Your task:
Would you please copy every line from the records that contains the word "mafeng"?
◆ ◆ ◆ ◆ ◆ ◆ ◆
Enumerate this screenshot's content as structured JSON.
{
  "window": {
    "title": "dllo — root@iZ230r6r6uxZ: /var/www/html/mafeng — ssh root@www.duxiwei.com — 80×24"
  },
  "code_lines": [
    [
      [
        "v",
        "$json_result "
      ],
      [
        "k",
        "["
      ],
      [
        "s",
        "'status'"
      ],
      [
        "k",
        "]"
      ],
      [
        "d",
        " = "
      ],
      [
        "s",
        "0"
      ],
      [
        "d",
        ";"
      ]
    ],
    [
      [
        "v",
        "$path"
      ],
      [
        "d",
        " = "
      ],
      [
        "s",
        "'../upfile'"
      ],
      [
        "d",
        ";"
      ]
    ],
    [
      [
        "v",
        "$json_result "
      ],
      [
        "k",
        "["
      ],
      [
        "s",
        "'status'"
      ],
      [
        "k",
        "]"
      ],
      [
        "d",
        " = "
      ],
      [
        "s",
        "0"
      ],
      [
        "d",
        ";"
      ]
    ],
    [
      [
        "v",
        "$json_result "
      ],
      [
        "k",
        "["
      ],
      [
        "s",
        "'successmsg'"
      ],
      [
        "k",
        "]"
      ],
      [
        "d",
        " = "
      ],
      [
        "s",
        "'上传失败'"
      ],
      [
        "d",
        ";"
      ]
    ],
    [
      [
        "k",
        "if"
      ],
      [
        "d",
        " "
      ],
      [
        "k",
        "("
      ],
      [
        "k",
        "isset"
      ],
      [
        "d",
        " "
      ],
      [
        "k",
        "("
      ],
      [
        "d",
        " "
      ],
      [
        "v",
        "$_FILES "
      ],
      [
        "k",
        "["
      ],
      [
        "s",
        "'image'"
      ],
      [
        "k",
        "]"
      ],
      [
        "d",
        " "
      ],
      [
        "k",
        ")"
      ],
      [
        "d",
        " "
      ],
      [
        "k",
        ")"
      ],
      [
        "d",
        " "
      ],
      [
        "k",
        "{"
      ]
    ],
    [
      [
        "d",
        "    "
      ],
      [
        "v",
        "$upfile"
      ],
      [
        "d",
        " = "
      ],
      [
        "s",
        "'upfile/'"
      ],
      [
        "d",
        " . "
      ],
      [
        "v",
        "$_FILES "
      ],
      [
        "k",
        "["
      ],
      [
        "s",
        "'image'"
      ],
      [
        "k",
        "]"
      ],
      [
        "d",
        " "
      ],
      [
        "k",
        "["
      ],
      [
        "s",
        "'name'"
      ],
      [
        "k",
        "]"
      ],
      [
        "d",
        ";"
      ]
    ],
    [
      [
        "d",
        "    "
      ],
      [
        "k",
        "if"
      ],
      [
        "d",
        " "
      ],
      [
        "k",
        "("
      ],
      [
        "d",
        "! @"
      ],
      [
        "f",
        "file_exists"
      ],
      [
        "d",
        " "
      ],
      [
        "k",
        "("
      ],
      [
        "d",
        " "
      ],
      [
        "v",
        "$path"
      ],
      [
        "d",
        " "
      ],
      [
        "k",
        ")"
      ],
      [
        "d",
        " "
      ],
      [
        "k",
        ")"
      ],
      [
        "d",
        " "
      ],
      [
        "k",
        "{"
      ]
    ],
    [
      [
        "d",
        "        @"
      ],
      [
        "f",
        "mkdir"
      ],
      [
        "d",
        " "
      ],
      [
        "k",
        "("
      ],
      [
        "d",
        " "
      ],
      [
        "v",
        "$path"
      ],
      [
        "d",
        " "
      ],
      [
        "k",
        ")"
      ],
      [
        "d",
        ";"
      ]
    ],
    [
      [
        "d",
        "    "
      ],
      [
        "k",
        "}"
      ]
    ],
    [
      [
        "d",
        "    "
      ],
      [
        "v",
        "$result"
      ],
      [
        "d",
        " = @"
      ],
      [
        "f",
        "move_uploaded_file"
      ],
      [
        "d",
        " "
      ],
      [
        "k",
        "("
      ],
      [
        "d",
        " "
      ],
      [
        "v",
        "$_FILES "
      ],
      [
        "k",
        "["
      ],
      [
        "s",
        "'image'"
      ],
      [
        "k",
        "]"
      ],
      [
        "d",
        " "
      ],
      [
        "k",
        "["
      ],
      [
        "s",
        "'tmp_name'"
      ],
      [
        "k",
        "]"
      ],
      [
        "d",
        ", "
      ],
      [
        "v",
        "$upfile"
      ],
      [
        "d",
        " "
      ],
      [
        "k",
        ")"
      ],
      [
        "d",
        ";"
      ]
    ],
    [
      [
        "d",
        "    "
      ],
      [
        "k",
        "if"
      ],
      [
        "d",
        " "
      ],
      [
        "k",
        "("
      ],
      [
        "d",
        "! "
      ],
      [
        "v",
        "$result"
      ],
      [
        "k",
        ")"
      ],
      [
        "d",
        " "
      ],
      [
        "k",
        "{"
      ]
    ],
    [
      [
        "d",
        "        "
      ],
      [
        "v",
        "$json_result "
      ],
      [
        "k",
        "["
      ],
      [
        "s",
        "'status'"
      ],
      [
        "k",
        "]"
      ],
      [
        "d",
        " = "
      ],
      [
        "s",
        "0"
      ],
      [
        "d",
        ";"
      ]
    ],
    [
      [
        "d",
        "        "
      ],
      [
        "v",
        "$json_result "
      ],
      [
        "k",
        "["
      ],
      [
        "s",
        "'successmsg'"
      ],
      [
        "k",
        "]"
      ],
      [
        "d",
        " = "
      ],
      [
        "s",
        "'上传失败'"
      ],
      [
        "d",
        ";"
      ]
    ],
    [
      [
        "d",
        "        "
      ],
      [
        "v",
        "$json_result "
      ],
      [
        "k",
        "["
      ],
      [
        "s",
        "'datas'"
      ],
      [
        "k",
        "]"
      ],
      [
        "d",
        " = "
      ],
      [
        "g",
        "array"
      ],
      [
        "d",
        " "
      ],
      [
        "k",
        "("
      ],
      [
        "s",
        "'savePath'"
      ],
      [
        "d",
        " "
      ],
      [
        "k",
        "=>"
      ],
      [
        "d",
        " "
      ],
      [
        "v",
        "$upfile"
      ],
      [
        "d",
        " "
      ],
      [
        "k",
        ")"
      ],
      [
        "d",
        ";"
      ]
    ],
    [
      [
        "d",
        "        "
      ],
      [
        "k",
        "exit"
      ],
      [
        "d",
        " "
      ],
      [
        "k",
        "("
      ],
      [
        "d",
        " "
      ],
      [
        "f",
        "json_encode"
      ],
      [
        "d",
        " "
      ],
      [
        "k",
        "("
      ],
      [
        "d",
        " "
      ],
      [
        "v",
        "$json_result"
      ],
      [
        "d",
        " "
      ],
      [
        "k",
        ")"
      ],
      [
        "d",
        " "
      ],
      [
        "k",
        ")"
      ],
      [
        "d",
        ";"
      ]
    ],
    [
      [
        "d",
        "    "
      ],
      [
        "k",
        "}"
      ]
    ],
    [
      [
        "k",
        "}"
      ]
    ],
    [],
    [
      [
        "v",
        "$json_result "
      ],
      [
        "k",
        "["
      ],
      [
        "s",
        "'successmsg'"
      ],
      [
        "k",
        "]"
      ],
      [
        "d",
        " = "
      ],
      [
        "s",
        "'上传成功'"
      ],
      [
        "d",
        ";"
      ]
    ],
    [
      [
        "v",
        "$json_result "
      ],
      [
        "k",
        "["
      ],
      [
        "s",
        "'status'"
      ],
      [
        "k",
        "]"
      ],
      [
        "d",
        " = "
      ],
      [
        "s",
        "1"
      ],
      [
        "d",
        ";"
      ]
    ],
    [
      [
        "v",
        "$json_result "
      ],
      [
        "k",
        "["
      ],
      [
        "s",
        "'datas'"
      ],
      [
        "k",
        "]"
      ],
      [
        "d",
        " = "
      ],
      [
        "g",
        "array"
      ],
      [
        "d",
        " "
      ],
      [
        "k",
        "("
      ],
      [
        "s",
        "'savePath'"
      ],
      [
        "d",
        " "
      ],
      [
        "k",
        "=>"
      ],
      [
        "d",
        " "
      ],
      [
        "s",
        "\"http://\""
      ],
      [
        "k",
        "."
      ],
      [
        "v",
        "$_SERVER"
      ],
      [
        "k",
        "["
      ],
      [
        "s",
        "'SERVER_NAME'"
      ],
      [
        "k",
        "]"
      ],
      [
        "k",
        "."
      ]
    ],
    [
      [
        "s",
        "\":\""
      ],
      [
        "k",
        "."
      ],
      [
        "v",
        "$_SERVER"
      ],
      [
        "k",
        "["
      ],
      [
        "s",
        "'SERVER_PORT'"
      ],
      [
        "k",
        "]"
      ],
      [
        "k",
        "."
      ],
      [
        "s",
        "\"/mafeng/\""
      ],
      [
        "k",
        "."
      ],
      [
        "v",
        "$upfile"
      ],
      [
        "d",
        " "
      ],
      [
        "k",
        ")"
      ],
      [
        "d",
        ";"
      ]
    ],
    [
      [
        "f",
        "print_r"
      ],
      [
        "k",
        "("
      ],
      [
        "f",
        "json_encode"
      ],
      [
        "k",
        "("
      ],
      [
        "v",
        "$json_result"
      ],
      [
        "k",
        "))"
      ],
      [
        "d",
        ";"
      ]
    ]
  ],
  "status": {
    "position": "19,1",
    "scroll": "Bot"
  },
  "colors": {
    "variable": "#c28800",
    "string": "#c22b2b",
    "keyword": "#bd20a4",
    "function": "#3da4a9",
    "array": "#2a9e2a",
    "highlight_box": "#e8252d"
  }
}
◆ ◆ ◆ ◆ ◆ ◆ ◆
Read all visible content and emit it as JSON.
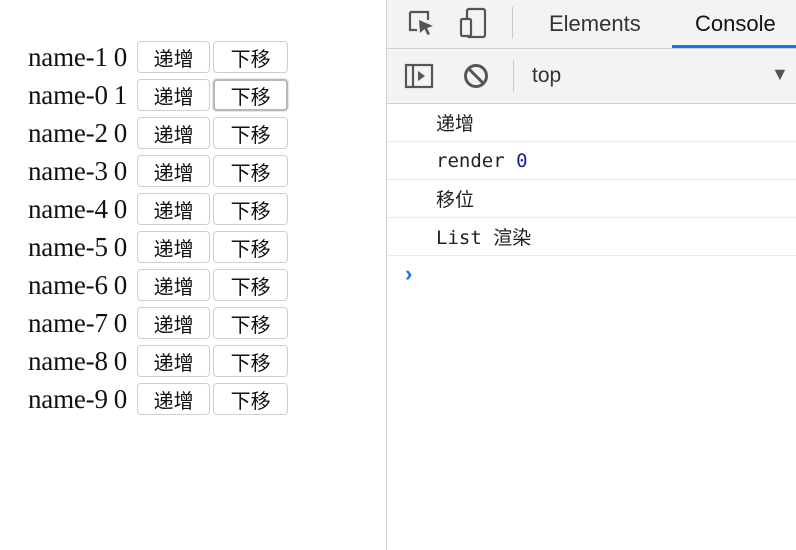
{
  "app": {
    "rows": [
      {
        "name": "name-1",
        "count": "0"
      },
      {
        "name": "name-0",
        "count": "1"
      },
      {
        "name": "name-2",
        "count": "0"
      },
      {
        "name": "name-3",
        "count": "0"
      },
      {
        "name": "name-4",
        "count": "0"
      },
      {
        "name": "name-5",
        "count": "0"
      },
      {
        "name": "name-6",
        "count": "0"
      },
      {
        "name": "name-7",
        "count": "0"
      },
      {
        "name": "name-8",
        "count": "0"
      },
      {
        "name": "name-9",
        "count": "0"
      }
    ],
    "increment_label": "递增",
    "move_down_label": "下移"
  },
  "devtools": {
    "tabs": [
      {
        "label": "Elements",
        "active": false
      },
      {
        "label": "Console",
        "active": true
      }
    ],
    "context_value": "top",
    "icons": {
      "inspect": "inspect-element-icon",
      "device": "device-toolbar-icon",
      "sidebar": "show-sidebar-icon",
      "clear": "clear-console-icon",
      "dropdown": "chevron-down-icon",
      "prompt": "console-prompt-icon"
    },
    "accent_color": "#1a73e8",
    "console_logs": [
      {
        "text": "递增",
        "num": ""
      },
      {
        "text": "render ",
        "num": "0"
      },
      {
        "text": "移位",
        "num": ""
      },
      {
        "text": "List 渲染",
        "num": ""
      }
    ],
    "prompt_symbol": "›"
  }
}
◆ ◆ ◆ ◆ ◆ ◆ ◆
Written response:
    "title": "dllo — root@iZ230r6r6uxZ: /var/www/html/mafeng — ssh root@www.duxiwei.com — 80×24"
        "\"/mafeng/\""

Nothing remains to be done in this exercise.